*About this task:* Among the lines of this material, find those holding the word "JSON" and report how many there are, with nothing added.

*Records for this exercise:*

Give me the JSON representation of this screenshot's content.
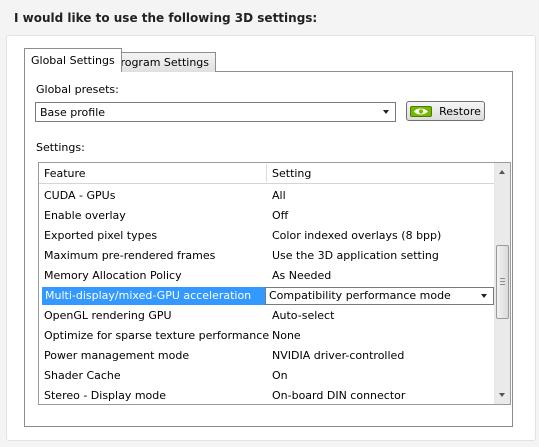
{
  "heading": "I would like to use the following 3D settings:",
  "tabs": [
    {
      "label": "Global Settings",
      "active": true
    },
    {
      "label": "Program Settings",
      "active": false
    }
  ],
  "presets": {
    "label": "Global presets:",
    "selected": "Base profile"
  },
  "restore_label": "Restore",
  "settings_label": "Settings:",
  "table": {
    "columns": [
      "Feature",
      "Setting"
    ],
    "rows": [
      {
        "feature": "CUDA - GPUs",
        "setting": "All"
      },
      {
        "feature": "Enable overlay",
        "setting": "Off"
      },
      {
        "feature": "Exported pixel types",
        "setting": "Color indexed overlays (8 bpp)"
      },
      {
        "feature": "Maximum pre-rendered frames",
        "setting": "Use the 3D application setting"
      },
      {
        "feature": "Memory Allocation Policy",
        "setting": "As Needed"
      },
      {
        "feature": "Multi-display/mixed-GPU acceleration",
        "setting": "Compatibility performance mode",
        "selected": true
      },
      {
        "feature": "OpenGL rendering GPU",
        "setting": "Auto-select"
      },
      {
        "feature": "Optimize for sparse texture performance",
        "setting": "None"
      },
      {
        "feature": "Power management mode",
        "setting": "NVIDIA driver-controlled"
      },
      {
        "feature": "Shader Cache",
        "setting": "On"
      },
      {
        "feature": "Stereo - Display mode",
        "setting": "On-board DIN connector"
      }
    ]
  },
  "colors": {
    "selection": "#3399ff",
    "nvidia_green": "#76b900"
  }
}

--

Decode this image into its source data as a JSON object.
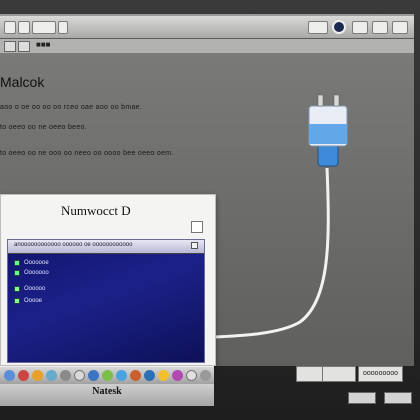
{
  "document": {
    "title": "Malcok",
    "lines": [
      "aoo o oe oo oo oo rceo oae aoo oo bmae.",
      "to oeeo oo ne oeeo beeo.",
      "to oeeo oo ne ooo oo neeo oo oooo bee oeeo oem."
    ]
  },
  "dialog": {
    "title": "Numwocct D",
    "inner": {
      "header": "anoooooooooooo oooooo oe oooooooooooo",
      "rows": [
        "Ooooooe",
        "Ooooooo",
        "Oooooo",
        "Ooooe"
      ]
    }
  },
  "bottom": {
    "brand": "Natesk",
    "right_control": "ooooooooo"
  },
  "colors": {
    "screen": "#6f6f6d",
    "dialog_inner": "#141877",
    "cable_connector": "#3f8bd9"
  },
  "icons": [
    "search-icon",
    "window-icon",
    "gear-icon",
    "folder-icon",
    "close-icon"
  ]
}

*Solution below:* 2